§ **PROBLEM TO WORK ON**:
Copy each line of the entries below that contains the string "term".

─── WORKING DATA ───

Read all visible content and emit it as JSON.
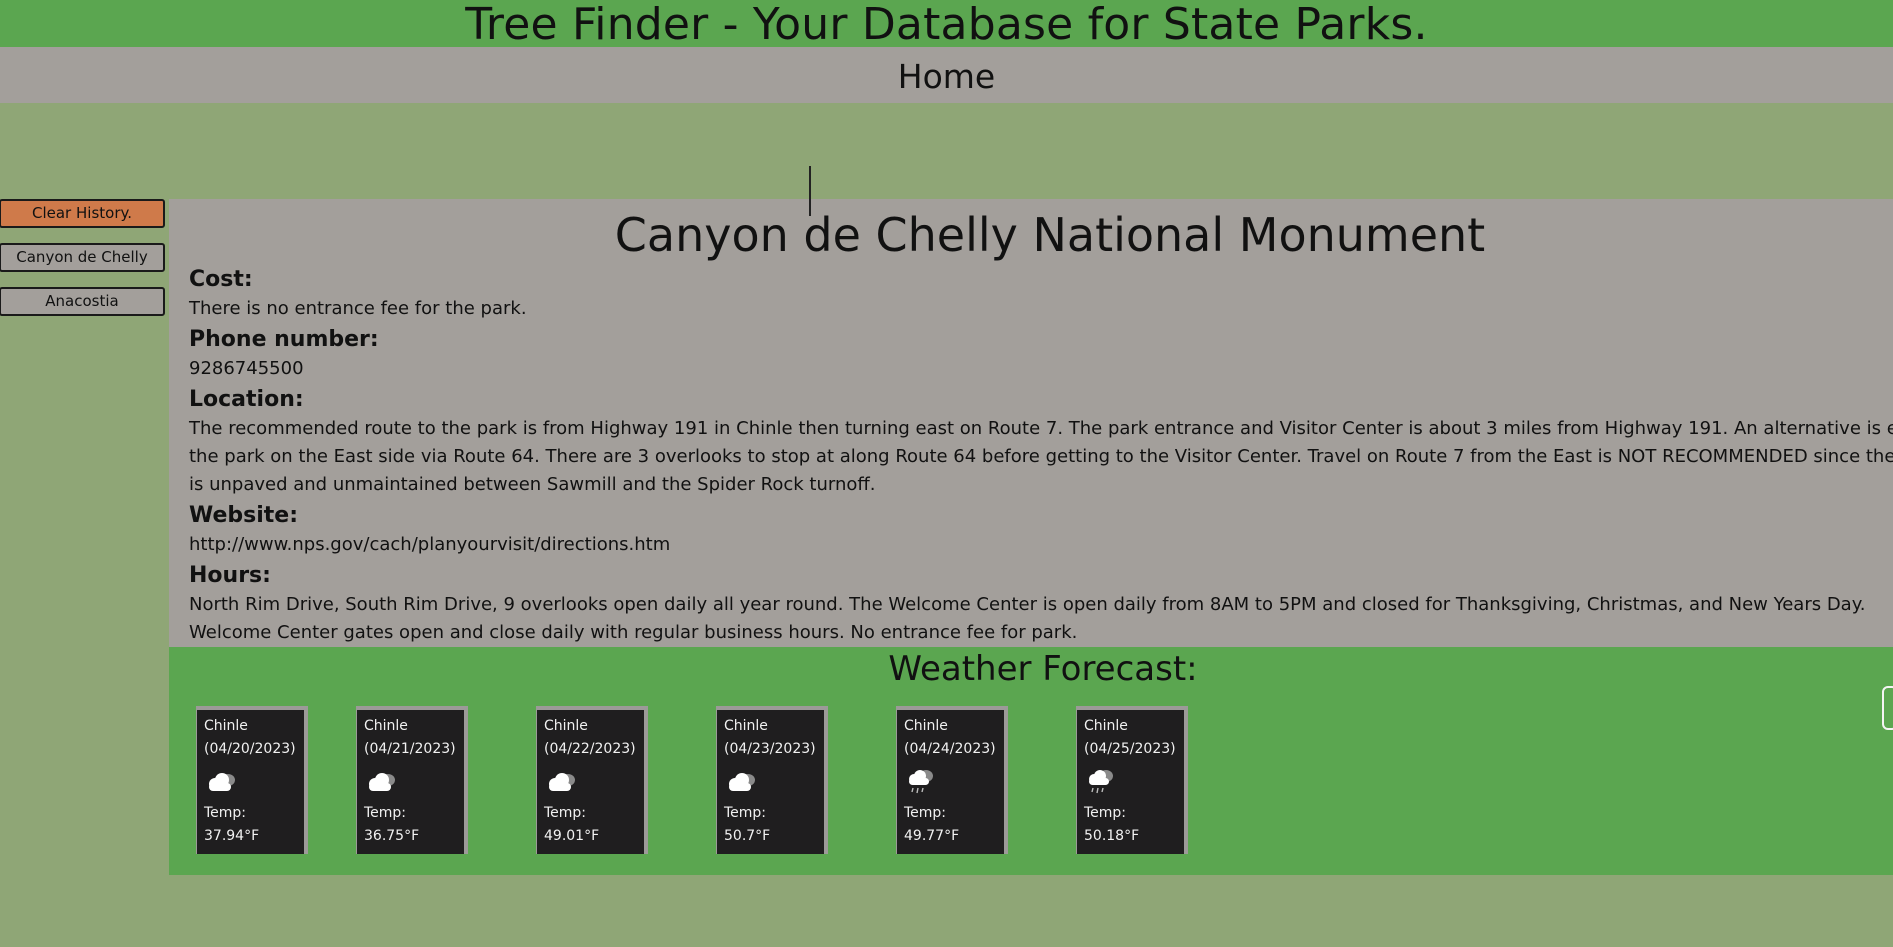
{
  "header": {
    "title": "Tree Finder - Your Database for State Parks.",
    "nav_label": "Home"
  },
  "sidebar": {
    "clear_label": "Clear History.",
    "history": [
      {
        "label": "Canyon de Chelly"
      },
      {
        "label": "Anacostia"
      }
    ]
  },
  "park": {
    "name": "Canyon de Chelly National Monument",
    "cost_label": "Cost:",
    "cost": "There is no entrance fee for the park.",
    "phone_label": "Phone number:",
    "phone": "9286745500",
    "location_label": "Location:",
    "location_lines": [
      "The recommended route to the park is from Highway 191 in Chinle then turning east on Route 7. The park entrance and Visitor Center is about 3 miles from Highway 191. An alternative is enterin",
      "the park on the East side via Route 64. There are 3 overlooks to stop at along Route 64 before getting to the Visitor Center. Travel on Route 7 from the East is NOT RECOMMENDED since the road",
      "is unpaved and unmaintained between Sawmill and the Spider Rock turnoff."
    ],
    "website_label": "Website:",
    "website": "http://www.nps.gov/cach/planyourvisit/directions.htm",
    "hours_label": "Hours:",
    "hours_lines": [
      "North Rim Drive, South Rim Drive, 9 overlooks open daily all year round. The Welcome Center is open daily from 8AM to 5PM and closed for Thanksgiving, Christmas, and New Years Day.",
      "Welcome Center gates open and close daily with regular business hours. No entrance fee for park."
    ]
  },
  "weather": {
    "title": "Weather Forecast:",
    "days": [
      {
        "city": "Chinle",
        "date": "(04/20/2023)",
        "icon": "cloudy-icon",
        "temp_label": "Temp:",
        "temp": "37.94°F"
      },
      {
        "city": "Chinle",
        "date": "(04/21/2023)",
        "icon": "cloudy-icon",
        "temp_label": "Temp:",
        "temp": "36.75°F"
      },
      {
        "city": "Chinle",
        "date": "(04/22/2023)",
        "icon": "cloudy-icon",
        "temp_label": "Temp:",
        "temp": "49.01°F"
      },
      {
        "city": "Chinle",
        "date": "(04/23/2023)",
        "icon": "cloudy-icon",
        "temp_label": "Temp:",
        "temp": "50.7°F"
      },
      {
        "city": "Chinle",
        "date": "(04/24/2023)",
        "icon": "rain-cloud-icon",
        "temp_label": "Temp:",
        "temp": "49.77°F"
      },
      {
        "city": "Chinle",
        "date": "(04/25/2023)",
        "icon": "rain-cloud-icon",
        "temp_label": "Temp:",
        "temp": "50.18°F"
      }
    ]
  },
  "colors": {
    "banner_green": "#5ba650",
    "page_background": "#8fa676",
    "panel_gray": "#a39f9b",
    "clear_button": "#cf7a4a",
    "card_background": "#1f1e1f"
  }
}
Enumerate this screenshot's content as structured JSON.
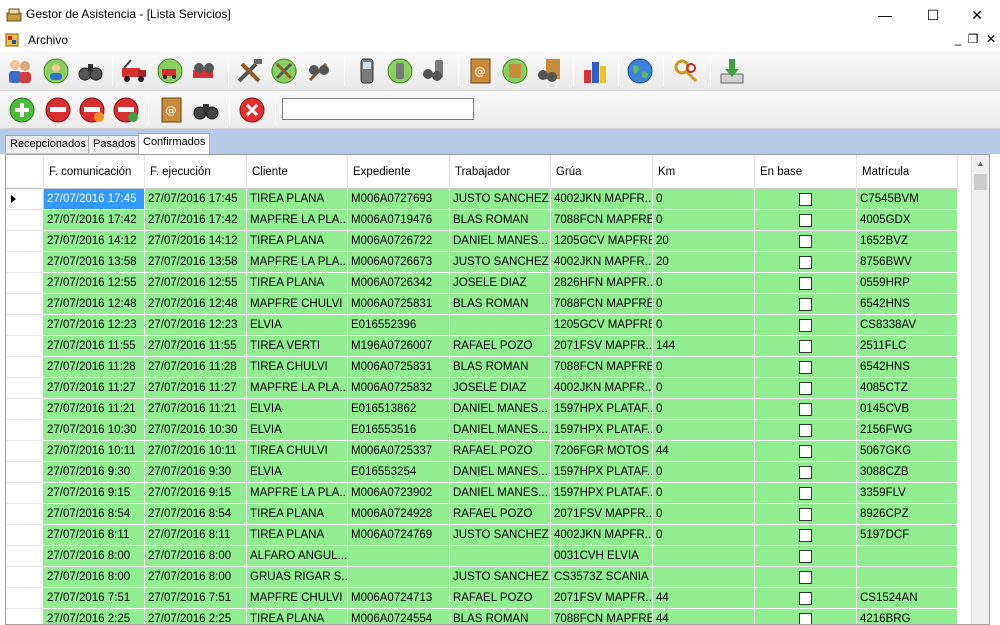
{
  "window": {
    "title": "Gestor de Asistencia - [Lista Servicios]",
    "minimize": "—",
    "maximize": "☐",
    "close": "✕"
  },
  "menu": {
    "archivo": "Archivo",
    "mdi_min": "_",
    "mdi_restore": "❐",
    "mdi_close": "✕"
  },
  "colors": {
    "row_green": "#90ee90",
    "selection": "#3399ff",
    "tab_strip": "#b5cbe8"
  },
  "toolbar1": {
    "icons": [
      "users-icon",
      "add-user-icon",
      "search-users-icon",
      "truck-icon",
      "add-truck-icon",
      "search-truck-icon",
      "tools-icon",
      "add-tools-icon",
      "search-tools-icon",
      "phone-icon",
      "add-phone-icon",
      "search-phone-icon",
      "address-book-icon",
      "add-address-icon",
      "search-address-icon",
      "chart-icon",
      "globe-icon",
      "keys-icon",
      "download-icon"
    ]
  },
  "toolbar2": {
    "icons": [
      "add-icon",
      "remove-red-icon",
      "remove-orange-icon",
      "remove-green-icon",
      "address-book-icon",
      "binoculars-icon",
      "cancel-icon"
    ],
    "search_value": ""
  },
  "tabs": [
    {
      "label": "Recepcionados"
    },
    {
      "label": "Pasados"
    },
    {
      "label": "Confirmados"
    }
  ],
  "grid": {
    "headers": [
      "F. comunicación",
      "F. ejecución",
      "Cliente",
      "Expediente",
      "Trabajador",
      "Grúa",
      "Km",
      "En base",
      "Matrícula"
    ],
    "rows": [
      [
        "27/07/2016 17:45",
        "27/07/2016 17:45",
        "TIREA PLANA",
        "M006A0727693",
        "JUSTO SANCHEZ",
        "4002JKN MAPFR...",
        "0",
        "",
        "C7545BVM"
      ],
      [
        "27/07/2016 17:42",
        "27/07/2016 17:42",
        "MAPFRE LA PLA...",
        "M006A0719476",
        "BLAS ROMAN",
        "7088FCN MAPFRE",
        "0",
        "",
        "4005GDX"
      ],
      [
        "27/07/2016 14:12",
        "27/07/2016 14:12",
        "TIREA PLANA",
        "M006A0726722",
        "DANIEL   MANES...",
        "1205GCV MAPFRE",
        "20",
        "",
        "1652BVZ"
      ],
      [
        "27/07/2016 13:58",
        "27/07/2016 13:58",
        "MAPFRE LA PLA...",
        "M006A0726673",
        "JUSTO SANCHEZ",
        "4002JKN MAPFR...",
        "20",
        "",
        "8756BWV"
      ],
      [
        "27/07/2016 12:55",
        "27/07/2016 12:55",
        "TIREA PLANA",
        "M006A0726342",
        "JOSELE DIAZ",
        "2826HFN MAPFR...",
        "0",
        "",
        "0559HRP"
      ],
      [
        "27/07/2016 12:48",
        "27/07/2016 12:48",
        "MAPFRE CHULVI",
        "M006A0725831",
        "BLAS ROMAN",
        "7088FCN MAPFRE",
        "0",
        "",
        "6542HNS"
      ],
      [
        "27/07/2016 12:23",
        "27/07/2016 12:23",
        "ELVIA",
        "E016552396",
        "",
        "1205GCV MAPFRE",
        "0",
        "",
        "CS8338AV"
      ],
      [
        "27/07/2016 11:55",
        "27/07/2016 11:55",
        "TIREA VERTI",
        "M196A0726007",
        "RAFAEL POZO",
        "2071FSV MAPFR...",
        "144",
        "",
        "2511FLC"
      ],
      [
        "27/07/2016 11:28",
        "27/07/2016 11:28",
        "TIREA CHULVI",
        "M006A0725831",
        "BLAS ROMAN",
        "7088FCN MAPFRE",
        "0",
        "",
        "6542HNS"
      ],
      [
        "27/07/2016 11:27",
        "27/07/2016 11:27",
        "MAPFRE LA PLA...",
        "M006A0725832",
        "JOSELE DIAZ",
        "4002JKN MAPFR...",
        "0",
        "",
        "4085CTZ"
      ],
      [
        "27/07/2016 11:21",
        "27/07/2016 11:21",
        "ELVIA",
        "E016513862",
        "DANIEL   MANES...",
        "1597HPX PLATAF...",
        "0",
        "",
        "0145CVB"
      ],
      [
        "27/07/2016 10:30",
        "27/07/2016 10:30",
        "ELVIA",
        "E016553516",
        "DANIEL   MANES...",
        "1597HPX PLATAF...",
        "0",
        "",
        "2156FWG"
      ],
      [
        "27/07/2016 10:11",
        "27/07/2016 10:11",
        "TIREA CHULVI",
        "M006A0725337",
        "RAFAEL POZO",
        "7206FGR MOTOS",
        "44",
        "",
        "5067GKG"
      ],
      [
        "27/07/2016 9:30",
        "27/07/2016 9:30",
        "ELVIA",
        "E016553254",
        "DANIEL   MANES...",
        "1597HPX PLATAF...",
        "0",
        "",
        "3088CZB"
      ],
      [
        "27/07/2016 9:15",
        "27/07/2016 9:15",
        "MAPFRE LA PLA...",
        "M006A0723902",
        "DANIEL   MANES...",
        "1597HPX PLATAF...",
        "0",
        "",
        "3359FLV"
      ],
      [
        "27/07/2016 8:54",
        "27/07/2016 8:54",
        "TIREA PLANA",
        "M006A0724928",
        "RAFAEL POZO",
        "2071FSV MAPFR...",
        "0",
        "",
        "8926CPZ"
      ],
      [
        "27/07/2016 8:11",
        "27/07/2016 8:11",
        "TIREA PLANA",
        "M006A0724769",
        "JUSTO SANCHEZ",
        "4002JKN MAPFR...",
        "0",
        "",
        "5197DCF"
      ],
      [
        "27/07/2016 8:00",
        "27/07/2016 8:00",
        "ALFARO ANGUL...",
        "",
        "",
        "0031CVH ELVIA",
        "",
        "",
        ""
      ],
      [
        "27/07/2016 8:00",
        "27/07/2016 8:00",
        "GRUAS RIGAR S....",
        "",
        "JUSTO SANCHEZ",
        "CS3573Z SCANIA",
        "",
        "",
        ""
      ],
      [
        "27/07/2016 7:51",
        "27/07/2016 7:51",
        "MAPFRE CHULVI",
        "M006A0724713",
        "RAFAEL POZO",
        "2071FSV MAPFR...",
        "44",
        "",
        "CS1524AN"
      ],
      [
        "27/07/2016 2:25",
        "27/07/2016 2:25",
        "TIREA PLANA",
        "M006A0724554",
        "BLAS ROMAN",
        "7088FCN MAPFRE",
        "44",
        "",
        "4216BRG"
      ]
    ]
  }
}
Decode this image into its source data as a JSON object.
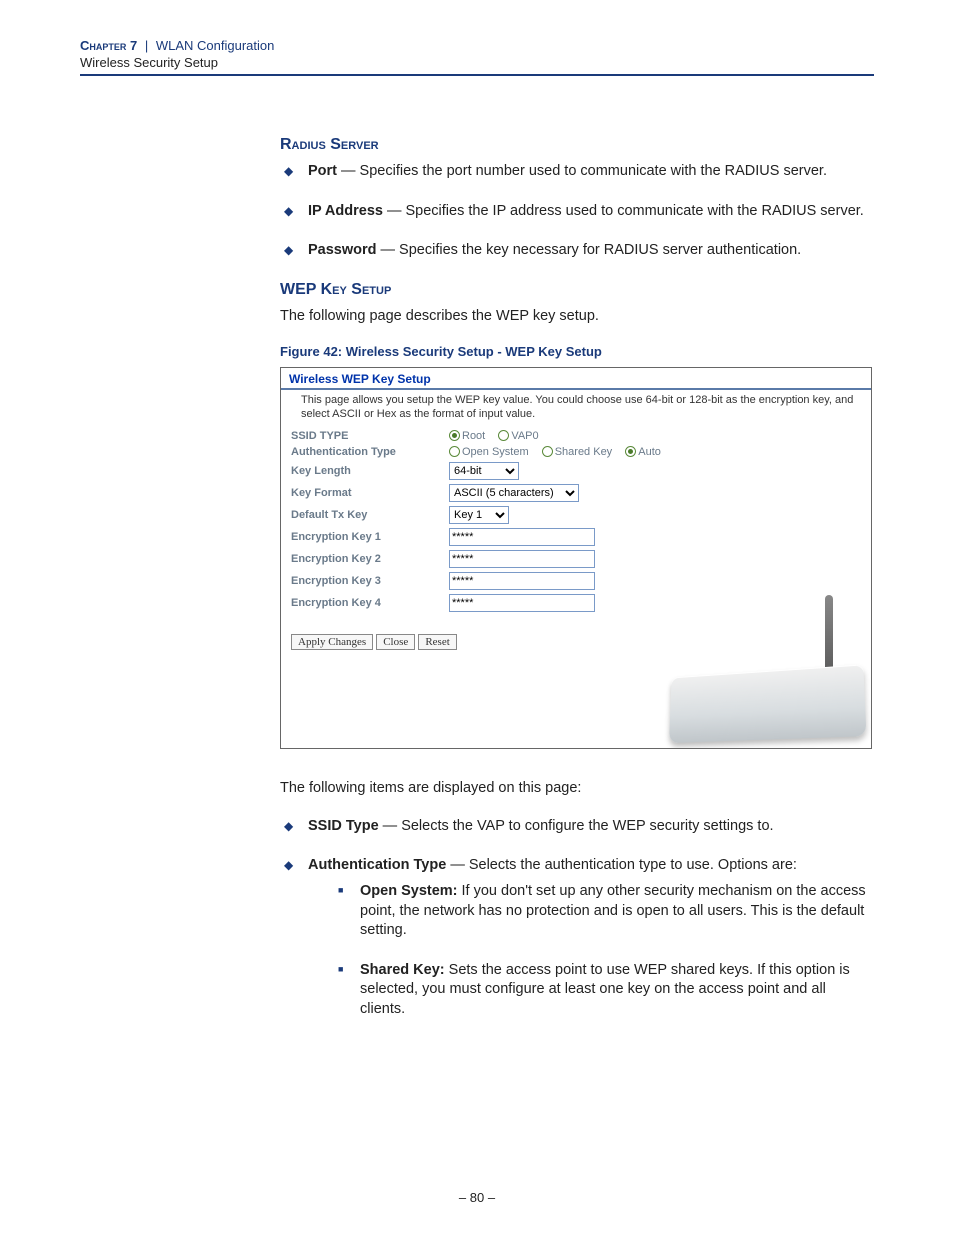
{
  "header": {
    "chapter": "Chapter 7",
    "sep": "|",
    "title": "WLAN Configuration",
    "subtitle": "Wireless Security Setup"
  },
  "radius": {
    "heading": "Radius Server",
    "items": [
      {
        "term": "Port",
        "desc": " — Specifies the port number used to communicate with the RADIUS server."
      },
      {
        "term": "IP Address",
        "desc": " — Specifies the IP address used to communicate with the RADIUS server."
      },
      {
        "term": "Password",
        "desc": " — Specifies the key necessary for RADIUS server authentication."
      }
    ]
  },
  "wep": {
    "heading": "WEP Key Setup",
    "intro": "The following page describes the WEP key setup.",
    "figcap": "Figure 42:  Wireless Security Setup - WEP Key Setup",
    "after": "The following items are displayed on this page:",
    "items": [
      {
        "term": "SSID Type",
        "desc": " — Selects the VAP to configure the WEP security settings to."
      },
      {
        "term": "Authentication Type",
        "desc": " — Selects the authentication type to use. Options are:"
      }
    ],
    "subitems": [
      {
        "term": "Open System:",
        "desc": " If you don't set up any other security mechanism on the access point, the network has no protection and is open to all users. This is the default setting."
      },
      {
        "term": "Shared Key:",
        "desc": " Sets the access point to use WEP shared keys. If this option is selected, you must configure at least one key on the access point and all clients."
      }
    ]
  },
  "shot": {
    "title": "Wireless WEP Key Setup",
    "desc": "This page allows you setup the WEP key value. You could choose use 64-bit or 128-bit as the encryption key, and select ASCII or Hex as the format of input value.",
    "labels": {
      "ssid": "SSID TYPE",
      "auth": "Authentication Type",
      "keylen": "Key Length",
      "keyfmt": "Key Format",
      "deftx": "Default Tx Key",
      "ek1": "Encryption Key 1",
      "ek2": "Encryption Key 2",
      "ek3": "Encryption Key 3",
      "ek4": "Encryption Key 4"
    },
    "radios": {
      "root": "Root",
      "vap0": "VAP0",
      "open": "Open System",
      "shared": "Shared Key",
      "auto": "Auto"
    },
    "selects": {
      "keylen": "64-bit",
      "keyfmt": "ASCII (5 characters)",
      "deftx": "Key 1"
    },
    "keyval": "*****",
    "buttons": {
      "apply": "Apply Changes",
      "close": "Close",
      "reset": "Reset"
    }
  },
  "pagenum": "–  80  –"
}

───

§ **EXERCISE SOLUTION**:
        "term": "Port",
        "term": "IP Address",
        "term": "Password",
        "term": "SSID Type",
        "term": "Authentication Type",
        "term": "Open System:",
        "term": "Shared Key:",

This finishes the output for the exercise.